Mahesh Rajasekharan: Absolutely. Because if you think about it, companies scale because you have tremendous focus and because you are now becoming so important for a certain group of customers who have problems which have been either under met or under solved. Because most of us are solving things in a market where the existing status quo is bad. It’s not greenfield where nothing exists, but existing technologies and solutions do not work, in our case, they do not work in a world which is digitally transforming in retail supply chain with ecommerce with marketplaces and direct to consumer, which now requires omnichannel fulfillment and reverse logistics. Therefore, we have to really focus on which industry, which sub industry, sometimes which micro segment and which geography we’re to focus on, and within that, what problem and who is the buyer persona so that we solve their problem that can be quantified and we have a messaging that resonates with that buyer persona within the segment. And once you get that done, now, depending on the TAM, you can do a series of verticals to expand the TAM. But it’s so important to get a dominant market share. This whole idea, I’m going to get, oh, this is a 4 billion market and all I need is 1% and I’m going to create a $4 million business. No, it never works. You have to get 30, 40, 50% of a small TAM. And then you just get to the next TAM and next TAM and execute a series of verticals, which is all we do within Cleo.

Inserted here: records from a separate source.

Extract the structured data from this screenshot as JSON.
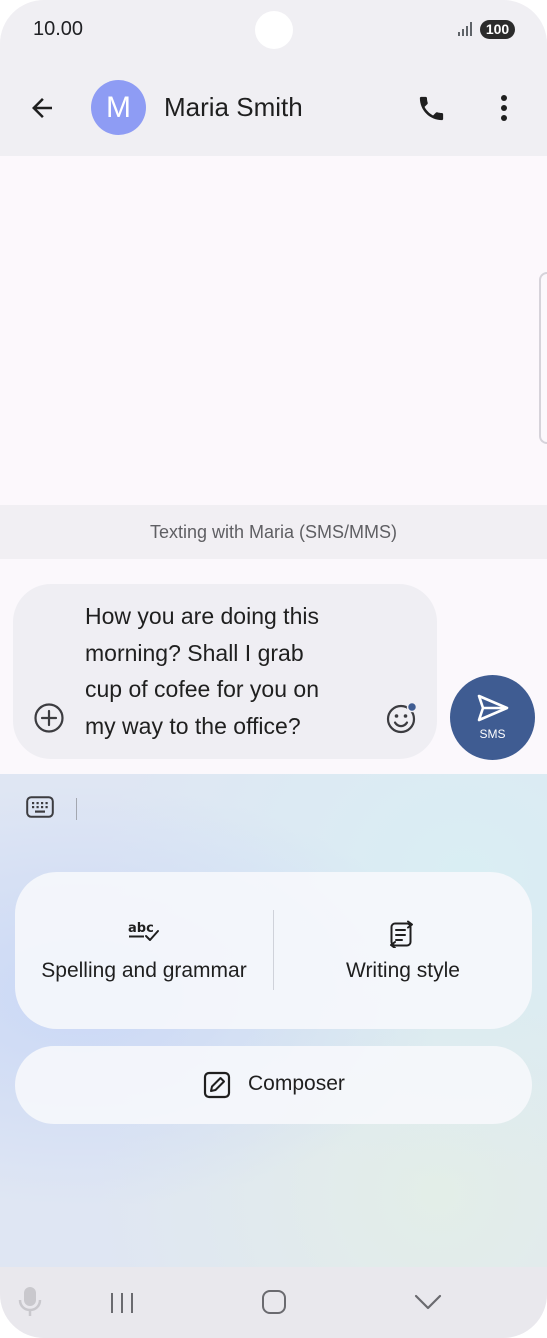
{
  "status": {
    "time": "10.00",
    "battery": "100"
  },
  "header": {
    "avatar_initial": "M",
    "contact_name": "Maria Smith"
  },
  "chat": {
    "texting_info": "Texting with Maria (SMS/MMS)"
  },
  "composer": {
    "message_lines": [
      "How you are doing this",
      "morning? Shall I grab",
      "cup of cofee for you on",
      "my way to the office?"
    ],
    "send_label": "SMS"
  },
  "writing_assist": {
    "spelling_label": "Spelling and grammar",
    "writing_style_label": "Writing style",
    "composer_label": "Composer"
  },
  "colors": {
    "accent": "#3f5c92",
    "avatar": "#8e9cf4"
  }
}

Alex Bridgeman: In closing, what advice would you offer software CEOs of younger companies in growing and scaling their businesses?

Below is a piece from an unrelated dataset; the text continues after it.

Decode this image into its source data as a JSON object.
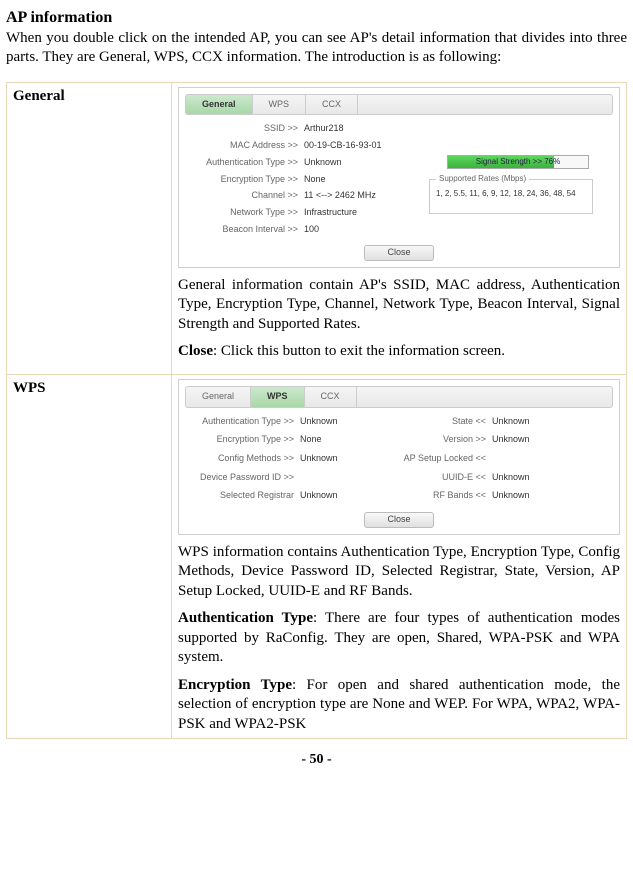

Mahesh Rajasekharan: My number one advice is always begin with the end in mind and really approach your work with tremendous focus, a sense of urgency, and prioritize execution over strategy. Most CEOs, when they take over the job, they either have some kind of a private placement memorandum or a CIM, a confidential information memorandum, or a three to five year plan that they worked on with the board. That’s when they come on board. And a lot of younger CEOs sort of then immediately jump into the 90 day, 100 day plan, which is important, that you have a 100 day plan. However, your 3 to 5 year plan is sacrosanct. A lot of work went into it. So make sure you can execute to that. So do not throw it away. Break it down into five year goals, three year goals, one year goals, quarterly goals. So that’s sort of my number one thing. Have a clear North Star. Approach the job with tremendous sense of focus and urgency. And execution is key. A lot of people think it’s strategy. When things don’t work, oh, we’ve got the strategy wrong. The odds are the existing organization, existing people can do a whole lot more than what a lot of CEOs think, especially newer CEOs. Oh, I need to make a change. This is not working. I’m going to- Yes, we should absolutely go and get great talent. We should absolutely redo the organization. But there is maniacal power if you bring a tremendous sense of focus and execution, get involved, talk to customers. That’s the other thing I would say, go talk to your customers. They will tell you, especially if you’re a new CEO. Pick up the phone, call the Gartner analyst. Go to talk, travel to your customers. Ask them open ended questions on what you can do better. Not everything they say you have to do, but you have to really give them the permission to give you feedback. And then I’ll go back to the sense of urgency. What did you accomplish in the first hundred days? Measure every day, morning, afternoon, evening. And by doing that, you’re going to create so much credibility with your board that they will give you the permission to go do big things. Always focus on execution.
Alex Bridgeman: I love it. Mahesh, thank you so much for sharing your time on the podcast. I’ve thoroughly enjoyed our conversation and I’m looking forward to the next one, but thanks for sharing a little bit of time today.